— Prompt —
Throughout the records below, find each line holding "screenshot" and copy it.
Records shown section start
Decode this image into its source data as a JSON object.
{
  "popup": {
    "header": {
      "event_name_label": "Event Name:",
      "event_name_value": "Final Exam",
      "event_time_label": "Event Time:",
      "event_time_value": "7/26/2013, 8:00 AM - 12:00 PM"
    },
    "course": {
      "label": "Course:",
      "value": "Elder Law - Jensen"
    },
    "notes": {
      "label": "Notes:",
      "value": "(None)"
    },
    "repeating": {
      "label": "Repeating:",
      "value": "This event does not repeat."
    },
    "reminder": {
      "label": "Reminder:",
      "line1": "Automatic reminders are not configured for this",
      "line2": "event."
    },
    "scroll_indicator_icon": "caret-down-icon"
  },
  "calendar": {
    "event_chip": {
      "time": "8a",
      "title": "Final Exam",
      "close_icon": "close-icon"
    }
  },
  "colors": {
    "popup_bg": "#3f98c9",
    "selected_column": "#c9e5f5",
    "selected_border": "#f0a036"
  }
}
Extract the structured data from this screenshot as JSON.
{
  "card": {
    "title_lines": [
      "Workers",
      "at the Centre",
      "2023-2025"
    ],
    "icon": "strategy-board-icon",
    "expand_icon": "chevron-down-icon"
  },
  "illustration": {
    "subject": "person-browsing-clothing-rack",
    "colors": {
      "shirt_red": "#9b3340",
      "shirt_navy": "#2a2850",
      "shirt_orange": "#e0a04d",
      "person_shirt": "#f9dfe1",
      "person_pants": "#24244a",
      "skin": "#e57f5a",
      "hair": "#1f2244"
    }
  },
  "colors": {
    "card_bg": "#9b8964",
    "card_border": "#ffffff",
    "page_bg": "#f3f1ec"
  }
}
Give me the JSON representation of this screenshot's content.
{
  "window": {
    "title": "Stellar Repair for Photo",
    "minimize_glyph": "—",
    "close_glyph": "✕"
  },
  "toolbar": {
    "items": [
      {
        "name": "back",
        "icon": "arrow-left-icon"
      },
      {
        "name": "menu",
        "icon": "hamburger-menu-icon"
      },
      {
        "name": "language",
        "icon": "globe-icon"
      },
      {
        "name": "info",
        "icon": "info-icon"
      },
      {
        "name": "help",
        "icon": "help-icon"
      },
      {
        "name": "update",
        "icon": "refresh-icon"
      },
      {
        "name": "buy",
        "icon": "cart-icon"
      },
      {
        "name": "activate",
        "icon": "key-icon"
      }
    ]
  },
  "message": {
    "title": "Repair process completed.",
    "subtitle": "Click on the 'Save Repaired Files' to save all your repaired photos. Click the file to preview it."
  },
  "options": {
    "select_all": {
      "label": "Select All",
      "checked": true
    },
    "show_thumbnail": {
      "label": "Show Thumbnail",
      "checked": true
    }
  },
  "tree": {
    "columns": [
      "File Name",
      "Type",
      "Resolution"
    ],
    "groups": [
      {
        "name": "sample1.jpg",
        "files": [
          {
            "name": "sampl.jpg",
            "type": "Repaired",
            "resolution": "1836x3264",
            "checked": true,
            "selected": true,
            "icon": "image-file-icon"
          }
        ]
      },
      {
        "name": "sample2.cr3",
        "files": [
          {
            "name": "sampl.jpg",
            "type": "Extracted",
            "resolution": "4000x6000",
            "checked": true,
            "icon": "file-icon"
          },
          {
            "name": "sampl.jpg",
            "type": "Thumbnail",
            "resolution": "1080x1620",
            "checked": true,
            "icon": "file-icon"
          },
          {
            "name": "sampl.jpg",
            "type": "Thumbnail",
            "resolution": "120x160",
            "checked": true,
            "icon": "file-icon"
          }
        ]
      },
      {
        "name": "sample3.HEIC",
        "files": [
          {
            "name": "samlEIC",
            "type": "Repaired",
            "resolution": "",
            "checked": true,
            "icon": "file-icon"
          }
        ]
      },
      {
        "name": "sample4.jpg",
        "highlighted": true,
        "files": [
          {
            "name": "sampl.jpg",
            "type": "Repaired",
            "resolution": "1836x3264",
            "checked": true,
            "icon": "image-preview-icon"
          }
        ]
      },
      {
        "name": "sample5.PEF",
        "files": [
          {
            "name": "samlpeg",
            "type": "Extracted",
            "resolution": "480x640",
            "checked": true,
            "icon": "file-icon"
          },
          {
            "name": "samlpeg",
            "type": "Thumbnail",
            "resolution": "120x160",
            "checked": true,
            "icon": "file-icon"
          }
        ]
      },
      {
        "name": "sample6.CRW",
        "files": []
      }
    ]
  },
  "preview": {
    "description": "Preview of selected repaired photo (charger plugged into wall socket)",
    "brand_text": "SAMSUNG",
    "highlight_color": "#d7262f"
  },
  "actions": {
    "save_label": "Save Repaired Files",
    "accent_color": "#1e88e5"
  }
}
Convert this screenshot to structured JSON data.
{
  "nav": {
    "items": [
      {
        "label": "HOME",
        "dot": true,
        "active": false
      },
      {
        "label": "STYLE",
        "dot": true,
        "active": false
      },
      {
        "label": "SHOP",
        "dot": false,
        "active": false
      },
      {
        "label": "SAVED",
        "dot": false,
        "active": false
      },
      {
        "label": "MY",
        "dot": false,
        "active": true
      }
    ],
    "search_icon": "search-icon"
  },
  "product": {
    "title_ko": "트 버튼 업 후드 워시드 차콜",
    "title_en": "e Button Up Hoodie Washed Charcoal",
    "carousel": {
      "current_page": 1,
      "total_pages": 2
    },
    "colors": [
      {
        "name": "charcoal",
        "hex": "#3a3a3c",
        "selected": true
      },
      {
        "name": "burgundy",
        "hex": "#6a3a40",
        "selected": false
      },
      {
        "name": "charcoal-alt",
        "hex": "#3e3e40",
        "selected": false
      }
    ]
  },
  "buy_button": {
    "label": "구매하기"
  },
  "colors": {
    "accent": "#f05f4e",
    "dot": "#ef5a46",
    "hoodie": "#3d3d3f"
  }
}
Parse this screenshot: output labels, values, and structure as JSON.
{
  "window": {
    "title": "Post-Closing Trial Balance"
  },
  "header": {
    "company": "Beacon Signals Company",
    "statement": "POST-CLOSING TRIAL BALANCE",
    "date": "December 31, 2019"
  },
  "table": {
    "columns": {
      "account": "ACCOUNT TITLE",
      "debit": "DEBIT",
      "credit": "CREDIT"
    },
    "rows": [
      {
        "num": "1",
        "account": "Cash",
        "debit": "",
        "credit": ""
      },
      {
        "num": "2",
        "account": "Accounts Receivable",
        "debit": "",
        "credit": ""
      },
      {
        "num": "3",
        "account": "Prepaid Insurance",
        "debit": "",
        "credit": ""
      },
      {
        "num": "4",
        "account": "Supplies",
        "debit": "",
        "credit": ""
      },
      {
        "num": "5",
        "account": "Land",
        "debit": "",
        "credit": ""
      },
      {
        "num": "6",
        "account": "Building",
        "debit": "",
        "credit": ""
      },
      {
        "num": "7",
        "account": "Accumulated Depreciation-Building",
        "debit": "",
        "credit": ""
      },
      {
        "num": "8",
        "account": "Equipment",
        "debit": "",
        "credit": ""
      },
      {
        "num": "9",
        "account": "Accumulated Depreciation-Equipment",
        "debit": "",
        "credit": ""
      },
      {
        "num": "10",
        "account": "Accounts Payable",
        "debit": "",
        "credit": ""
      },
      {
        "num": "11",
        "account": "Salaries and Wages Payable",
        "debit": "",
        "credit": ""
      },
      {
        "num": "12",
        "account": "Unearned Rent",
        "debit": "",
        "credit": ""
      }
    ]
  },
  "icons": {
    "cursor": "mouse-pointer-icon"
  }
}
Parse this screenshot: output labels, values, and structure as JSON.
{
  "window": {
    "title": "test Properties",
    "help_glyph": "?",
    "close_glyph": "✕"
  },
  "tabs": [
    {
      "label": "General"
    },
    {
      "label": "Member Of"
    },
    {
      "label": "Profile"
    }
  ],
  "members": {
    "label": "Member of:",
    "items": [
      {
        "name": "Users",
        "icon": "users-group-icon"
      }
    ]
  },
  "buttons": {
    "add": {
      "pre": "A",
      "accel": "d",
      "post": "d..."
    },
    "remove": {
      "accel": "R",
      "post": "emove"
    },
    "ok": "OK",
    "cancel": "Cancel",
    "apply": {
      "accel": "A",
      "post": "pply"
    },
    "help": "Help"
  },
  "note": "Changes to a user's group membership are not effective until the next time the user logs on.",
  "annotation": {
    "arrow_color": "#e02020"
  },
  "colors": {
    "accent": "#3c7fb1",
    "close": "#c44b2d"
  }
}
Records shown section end
— Exercise solution —
Extract the structured data from this screenshot as JSON.
Give me the JSON representation of this screenshot's content.
Convert this screenshot to structured JSON data.
Parse this screenshot: output labels, values, and structure as JSON.
Parse this screenshot: output labels, values, and structure as JSON.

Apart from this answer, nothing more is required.